In the entries that follow, how many lines include the string "小時在線服務"? The answer is the number only.
*** Opening of Data for processing ***
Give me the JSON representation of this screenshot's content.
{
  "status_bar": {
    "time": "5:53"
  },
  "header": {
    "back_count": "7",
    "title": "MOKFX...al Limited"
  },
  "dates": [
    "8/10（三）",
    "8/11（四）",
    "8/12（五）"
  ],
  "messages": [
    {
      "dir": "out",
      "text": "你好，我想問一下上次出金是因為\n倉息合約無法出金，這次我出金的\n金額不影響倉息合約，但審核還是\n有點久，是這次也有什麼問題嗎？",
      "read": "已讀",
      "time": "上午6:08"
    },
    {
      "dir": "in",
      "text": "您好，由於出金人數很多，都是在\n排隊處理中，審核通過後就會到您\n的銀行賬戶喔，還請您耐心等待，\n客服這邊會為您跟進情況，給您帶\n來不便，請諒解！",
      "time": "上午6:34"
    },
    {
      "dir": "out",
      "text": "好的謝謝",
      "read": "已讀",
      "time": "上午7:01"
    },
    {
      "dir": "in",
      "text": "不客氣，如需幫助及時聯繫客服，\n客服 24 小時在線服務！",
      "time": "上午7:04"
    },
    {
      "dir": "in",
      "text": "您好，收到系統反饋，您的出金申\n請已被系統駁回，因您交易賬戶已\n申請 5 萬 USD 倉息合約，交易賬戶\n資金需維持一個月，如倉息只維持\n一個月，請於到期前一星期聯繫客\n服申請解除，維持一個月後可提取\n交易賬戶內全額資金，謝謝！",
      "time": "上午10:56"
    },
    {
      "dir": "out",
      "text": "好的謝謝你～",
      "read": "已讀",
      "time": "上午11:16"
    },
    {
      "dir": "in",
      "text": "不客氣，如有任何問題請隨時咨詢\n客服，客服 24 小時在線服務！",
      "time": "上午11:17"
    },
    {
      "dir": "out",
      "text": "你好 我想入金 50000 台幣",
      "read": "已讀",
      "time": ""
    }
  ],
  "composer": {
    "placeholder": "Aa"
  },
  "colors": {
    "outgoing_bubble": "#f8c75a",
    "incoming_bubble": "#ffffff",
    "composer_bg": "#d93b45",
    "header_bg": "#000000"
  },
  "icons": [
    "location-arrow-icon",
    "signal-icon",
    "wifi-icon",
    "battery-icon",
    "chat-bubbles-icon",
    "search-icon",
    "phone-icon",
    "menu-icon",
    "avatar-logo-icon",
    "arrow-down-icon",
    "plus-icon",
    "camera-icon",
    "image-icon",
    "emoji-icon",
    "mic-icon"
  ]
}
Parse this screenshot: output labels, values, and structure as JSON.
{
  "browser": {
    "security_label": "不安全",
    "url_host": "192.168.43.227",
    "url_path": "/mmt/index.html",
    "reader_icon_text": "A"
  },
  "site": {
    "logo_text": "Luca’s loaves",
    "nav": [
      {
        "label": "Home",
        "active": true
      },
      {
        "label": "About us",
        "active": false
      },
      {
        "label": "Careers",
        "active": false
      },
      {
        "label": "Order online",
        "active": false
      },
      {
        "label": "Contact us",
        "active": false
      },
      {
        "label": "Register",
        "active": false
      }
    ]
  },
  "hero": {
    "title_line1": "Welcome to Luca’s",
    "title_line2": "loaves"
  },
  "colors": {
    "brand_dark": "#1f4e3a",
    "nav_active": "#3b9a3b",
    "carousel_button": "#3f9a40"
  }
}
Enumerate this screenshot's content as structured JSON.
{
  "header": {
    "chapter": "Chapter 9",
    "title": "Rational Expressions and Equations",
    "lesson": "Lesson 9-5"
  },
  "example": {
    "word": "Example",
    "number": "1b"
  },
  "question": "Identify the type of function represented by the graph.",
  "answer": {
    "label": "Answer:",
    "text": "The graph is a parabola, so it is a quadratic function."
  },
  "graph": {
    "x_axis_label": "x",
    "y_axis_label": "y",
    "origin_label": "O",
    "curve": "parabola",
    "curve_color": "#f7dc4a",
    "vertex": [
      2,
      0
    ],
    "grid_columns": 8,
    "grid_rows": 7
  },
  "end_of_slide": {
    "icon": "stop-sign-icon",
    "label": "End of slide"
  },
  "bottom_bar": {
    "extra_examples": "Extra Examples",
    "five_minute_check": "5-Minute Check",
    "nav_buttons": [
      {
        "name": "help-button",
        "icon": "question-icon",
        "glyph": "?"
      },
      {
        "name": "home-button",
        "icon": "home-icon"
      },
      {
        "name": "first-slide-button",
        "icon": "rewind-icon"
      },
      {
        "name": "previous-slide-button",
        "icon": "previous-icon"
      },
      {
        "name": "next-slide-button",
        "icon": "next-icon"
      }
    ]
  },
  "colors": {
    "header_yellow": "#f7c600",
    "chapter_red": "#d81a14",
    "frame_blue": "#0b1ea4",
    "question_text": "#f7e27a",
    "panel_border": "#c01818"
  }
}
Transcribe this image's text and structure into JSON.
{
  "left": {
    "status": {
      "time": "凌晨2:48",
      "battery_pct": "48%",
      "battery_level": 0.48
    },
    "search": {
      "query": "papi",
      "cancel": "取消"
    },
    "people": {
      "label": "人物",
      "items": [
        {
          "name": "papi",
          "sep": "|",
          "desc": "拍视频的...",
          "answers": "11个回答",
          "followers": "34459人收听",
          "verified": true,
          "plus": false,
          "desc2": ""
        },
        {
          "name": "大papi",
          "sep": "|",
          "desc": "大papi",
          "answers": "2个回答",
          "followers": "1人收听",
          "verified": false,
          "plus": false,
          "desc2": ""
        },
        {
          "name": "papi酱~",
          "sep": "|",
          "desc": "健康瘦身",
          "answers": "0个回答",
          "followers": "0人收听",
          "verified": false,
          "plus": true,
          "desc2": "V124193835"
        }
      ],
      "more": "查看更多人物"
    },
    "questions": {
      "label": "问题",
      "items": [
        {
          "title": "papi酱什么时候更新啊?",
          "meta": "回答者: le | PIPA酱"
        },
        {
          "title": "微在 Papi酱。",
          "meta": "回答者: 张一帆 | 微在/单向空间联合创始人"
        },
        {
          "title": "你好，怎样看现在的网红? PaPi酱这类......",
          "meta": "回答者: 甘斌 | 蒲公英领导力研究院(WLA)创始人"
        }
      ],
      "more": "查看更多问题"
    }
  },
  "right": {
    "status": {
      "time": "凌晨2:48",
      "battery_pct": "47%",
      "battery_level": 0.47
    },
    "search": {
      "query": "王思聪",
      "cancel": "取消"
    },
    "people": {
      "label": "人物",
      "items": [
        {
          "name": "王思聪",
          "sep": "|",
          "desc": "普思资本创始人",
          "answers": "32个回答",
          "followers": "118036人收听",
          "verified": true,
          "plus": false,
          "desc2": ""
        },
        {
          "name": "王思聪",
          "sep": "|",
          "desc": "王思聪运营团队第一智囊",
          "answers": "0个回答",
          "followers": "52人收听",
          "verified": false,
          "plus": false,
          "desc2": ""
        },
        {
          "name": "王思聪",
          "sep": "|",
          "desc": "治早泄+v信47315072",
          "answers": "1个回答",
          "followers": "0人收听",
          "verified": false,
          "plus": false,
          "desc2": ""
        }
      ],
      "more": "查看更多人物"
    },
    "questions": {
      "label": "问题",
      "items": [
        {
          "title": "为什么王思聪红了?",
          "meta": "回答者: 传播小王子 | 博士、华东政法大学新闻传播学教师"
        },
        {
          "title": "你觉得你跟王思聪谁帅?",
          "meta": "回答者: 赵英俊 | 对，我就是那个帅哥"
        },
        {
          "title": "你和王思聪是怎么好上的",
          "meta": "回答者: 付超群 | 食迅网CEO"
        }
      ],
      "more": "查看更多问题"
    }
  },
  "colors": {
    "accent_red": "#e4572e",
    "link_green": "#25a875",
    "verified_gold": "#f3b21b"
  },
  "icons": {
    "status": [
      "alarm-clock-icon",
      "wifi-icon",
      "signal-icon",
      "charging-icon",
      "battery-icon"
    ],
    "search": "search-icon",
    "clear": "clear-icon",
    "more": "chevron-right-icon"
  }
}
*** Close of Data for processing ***
§ Answer space
2